I usually avoid Chinese food, mainly because aside from the ubiquitous deep fried component, it seems that every dish contains equal amounts of sugar and sodium, along with numerous mystery ingredients that weren’t clarified for me until I visited China – and I was a bit turned off.
It’s also interesting to note that American-Chinese food bears little resemblance to Chinese-Chinese food; I think there’s more sugar used over here for one thing.
However, I really love some of the spices used in Chinese cooking and when I unearthed this ancient recipe from my repertoire I decided to share it; not only is it very easy to assemble (plus a few hours of slow braising), it’s incredibly delicious.
If you don’t like anise (that includes anything fennel-tasting), then this tender beef pot roast is not for you. But I think it’s absolutely wonderful – serve it with plain boiled rice and some steamed bok choy.
There’s no MSG here, which makes me wonder why it was ever considered necessary in the first place.
ASIAN SPICED BEEF POT-ROAST
3lb (1.5k) beef pot roast
2 tablespoons of vegetable or peanut oil
1 1/2 cups (375ml) of water
1/3 cup (80ml) of low-sodium soy sauce
2 tablespoons of dry sherry
1 tablespoon of sugar
5 thin slices of peeled fresh ginger
1 whole star anise (or 8 broken sections)
A good grind of black pepper – at least 1/4 teaspoon
1 tablespoon of toasted sesame oil to finish, plus extra if needed
Pre-heat the oven to 325F (160C).
Pat the beef dry with paper towel and heat the oil in a large ovenproof pan or casserole pot that has a tight-fitting lid. Brown the meat on all sides turning it carefully, then transfer it to a large plate.
Discard the fat in the pan; return the pan to the stove top and add the water, low sodium soy sauce, sherry, sugar, sliced ginger, star anise and black pepper. Bring everything to a simmer then carefully place the beef back in the pan.

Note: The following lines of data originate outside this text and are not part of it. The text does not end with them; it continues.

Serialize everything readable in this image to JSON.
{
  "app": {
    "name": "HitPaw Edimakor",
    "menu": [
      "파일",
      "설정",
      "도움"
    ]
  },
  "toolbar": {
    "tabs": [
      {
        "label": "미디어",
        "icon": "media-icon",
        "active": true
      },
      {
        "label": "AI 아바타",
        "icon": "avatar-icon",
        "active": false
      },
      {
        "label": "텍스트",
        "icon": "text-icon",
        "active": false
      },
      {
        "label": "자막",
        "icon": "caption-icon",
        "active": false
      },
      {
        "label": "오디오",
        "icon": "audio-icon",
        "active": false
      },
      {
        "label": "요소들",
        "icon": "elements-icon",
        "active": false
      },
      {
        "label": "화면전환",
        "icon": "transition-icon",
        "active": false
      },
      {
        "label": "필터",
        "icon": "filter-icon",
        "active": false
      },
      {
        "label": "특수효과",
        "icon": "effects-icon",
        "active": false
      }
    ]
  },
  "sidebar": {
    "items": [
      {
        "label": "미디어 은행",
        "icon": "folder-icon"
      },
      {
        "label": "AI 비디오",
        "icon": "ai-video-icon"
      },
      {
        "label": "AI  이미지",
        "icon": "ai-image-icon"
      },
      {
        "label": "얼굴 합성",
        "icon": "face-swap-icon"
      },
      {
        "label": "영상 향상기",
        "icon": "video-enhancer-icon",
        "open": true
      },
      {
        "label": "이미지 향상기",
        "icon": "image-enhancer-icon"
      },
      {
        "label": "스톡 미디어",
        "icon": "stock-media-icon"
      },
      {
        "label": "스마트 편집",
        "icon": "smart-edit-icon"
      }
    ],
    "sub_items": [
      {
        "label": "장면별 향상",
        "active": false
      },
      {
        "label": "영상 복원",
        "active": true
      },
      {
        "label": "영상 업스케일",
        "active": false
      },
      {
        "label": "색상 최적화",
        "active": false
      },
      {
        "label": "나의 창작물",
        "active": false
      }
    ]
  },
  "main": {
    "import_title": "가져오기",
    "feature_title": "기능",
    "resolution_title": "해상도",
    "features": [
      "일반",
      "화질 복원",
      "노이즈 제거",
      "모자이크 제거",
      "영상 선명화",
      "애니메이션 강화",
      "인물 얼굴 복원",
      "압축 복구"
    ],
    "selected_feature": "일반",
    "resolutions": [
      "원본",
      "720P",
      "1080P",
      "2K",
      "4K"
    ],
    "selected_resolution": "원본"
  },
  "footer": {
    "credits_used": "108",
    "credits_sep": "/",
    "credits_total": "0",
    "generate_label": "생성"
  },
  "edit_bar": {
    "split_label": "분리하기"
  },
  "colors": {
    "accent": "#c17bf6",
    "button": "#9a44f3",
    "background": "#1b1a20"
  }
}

Cover it with a lid and stick it in the oven for 1 hour. After one hour, take it out and carefully turn the beef over in the sauce then put it back in the oven, covered, for a second hour. After 2 hours, take it out again and turn the beef over one more time. Return it to the oven for one more hour (if it looks like it needs more liquid, add more water).
After 3 hours the beef should be fork-tender. Take it out of the oven and sprinkle the sesame oil over the beef then simmer it uncovered on the stove top for about 10 minutes – add a splash more sesame oil if you think it needs it.
Transfer the meat to a carving board and tent it with foil to keep it warm while you strain the sauce, dumping the solids. Put the sauce back in the pan and simmer it gently while you slice the beef as thinly as possible.
Arrange the sliced beef on a warmed platter drizzled with some of the warm sauce.
Serve it with plain rice and some lightly steamed bok choy…offer the remaining sauce to pour over.